Bismihi ta'aa

I would say we cannot give a yes, or no answer to this question, as there are many issues to take in mind. 

Yes, from a Fiqhi perspective, there is no problem in itself with women watching men "playing sports." There would be a problem if the men were topless, for example. There is also no shar'i requirement that every woman who attends, Muslim or not, must observe Hijab. Unless of course it is an Islamic country where Islamic dresscode is applied to all in public. 

An issue that we need to look into is whether the atmosphere is appropriate for young boys, or girls, or even women. Will there be excessive swearing and offensive language thrown around. Is the mixing between genders so much that it would be an inappropriate environment for a mu'min/mu'minah to be in. 

Is it culturally accepted, for women to go to such a tournament, or will it be taken as something bad, or she will be criticised, or spoken ill about. 

It is clear that we are influenced and dragged into today's sports culture, and we might have an interest in following some sports group, or be serious fans. At the same time, we have religious and moral principles that we must never abandon.

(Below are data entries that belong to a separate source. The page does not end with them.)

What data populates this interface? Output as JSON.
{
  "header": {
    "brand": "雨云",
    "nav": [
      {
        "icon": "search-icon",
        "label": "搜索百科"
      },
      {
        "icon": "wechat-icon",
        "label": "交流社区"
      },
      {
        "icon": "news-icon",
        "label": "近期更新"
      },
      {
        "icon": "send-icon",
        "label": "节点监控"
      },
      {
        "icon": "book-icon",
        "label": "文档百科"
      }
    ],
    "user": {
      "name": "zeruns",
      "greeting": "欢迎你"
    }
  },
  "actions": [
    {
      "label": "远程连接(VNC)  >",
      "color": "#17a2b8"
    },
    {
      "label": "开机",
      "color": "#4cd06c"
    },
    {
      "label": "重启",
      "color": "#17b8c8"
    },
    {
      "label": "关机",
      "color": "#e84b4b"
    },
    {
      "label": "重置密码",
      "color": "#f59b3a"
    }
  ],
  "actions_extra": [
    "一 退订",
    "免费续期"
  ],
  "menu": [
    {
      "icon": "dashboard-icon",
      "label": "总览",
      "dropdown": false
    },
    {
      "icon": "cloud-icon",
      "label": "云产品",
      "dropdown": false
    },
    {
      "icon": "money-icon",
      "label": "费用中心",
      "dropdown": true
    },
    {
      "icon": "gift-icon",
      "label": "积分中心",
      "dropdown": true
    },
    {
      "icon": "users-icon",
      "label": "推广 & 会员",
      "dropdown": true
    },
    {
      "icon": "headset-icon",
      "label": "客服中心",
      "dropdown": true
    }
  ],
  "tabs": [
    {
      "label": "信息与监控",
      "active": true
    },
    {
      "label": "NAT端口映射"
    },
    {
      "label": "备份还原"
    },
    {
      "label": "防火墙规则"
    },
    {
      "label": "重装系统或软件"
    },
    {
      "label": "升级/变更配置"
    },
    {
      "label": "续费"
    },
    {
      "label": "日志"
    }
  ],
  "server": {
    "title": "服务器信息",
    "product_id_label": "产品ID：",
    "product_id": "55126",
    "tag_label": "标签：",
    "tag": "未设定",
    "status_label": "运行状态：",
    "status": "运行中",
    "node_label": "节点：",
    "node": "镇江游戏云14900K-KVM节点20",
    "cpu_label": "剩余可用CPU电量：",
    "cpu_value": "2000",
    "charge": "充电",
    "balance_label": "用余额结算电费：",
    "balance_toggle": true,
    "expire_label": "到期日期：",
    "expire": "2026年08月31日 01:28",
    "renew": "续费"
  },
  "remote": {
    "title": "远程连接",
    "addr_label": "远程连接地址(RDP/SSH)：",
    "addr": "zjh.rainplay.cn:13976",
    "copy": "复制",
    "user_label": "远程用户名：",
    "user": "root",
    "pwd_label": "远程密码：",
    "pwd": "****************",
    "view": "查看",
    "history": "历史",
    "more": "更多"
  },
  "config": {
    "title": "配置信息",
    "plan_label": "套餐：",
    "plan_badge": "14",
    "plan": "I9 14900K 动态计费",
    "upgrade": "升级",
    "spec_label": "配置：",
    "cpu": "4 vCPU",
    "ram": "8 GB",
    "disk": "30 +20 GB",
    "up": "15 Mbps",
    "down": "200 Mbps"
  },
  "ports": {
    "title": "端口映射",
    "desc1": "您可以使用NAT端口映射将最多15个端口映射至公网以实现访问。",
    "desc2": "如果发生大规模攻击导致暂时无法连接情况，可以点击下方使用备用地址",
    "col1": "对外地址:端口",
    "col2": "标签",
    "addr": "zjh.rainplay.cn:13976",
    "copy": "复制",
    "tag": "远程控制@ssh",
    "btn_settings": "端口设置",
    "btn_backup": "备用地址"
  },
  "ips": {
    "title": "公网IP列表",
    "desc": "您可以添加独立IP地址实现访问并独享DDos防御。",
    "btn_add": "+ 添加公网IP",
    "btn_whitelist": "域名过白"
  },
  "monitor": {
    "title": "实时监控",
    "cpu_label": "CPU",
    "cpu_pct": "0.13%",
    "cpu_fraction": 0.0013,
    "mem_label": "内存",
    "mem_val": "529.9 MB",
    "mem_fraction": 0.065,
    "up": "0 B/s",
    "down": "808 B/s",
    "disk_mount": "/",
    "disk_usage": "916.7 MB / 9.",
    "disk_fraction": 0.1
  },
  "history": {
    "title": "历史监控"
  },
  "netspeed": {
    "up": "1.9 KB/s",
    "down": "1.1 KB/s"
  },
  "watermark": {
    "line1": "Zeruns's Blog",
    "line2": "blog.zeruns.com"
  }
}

This applies to both genders as well. Our level of modesty, evaluating where we should go and where we should not go, looking into the shar'i, social and cultural aspects of what we participate in, and other important factors. 

More can be said about this, but in general the mukallaf must try to look at this from different angles, and like everything else be as cautious as possible, choosing what would bring him/her closer to Allah ta'ala.

With prayers for your success.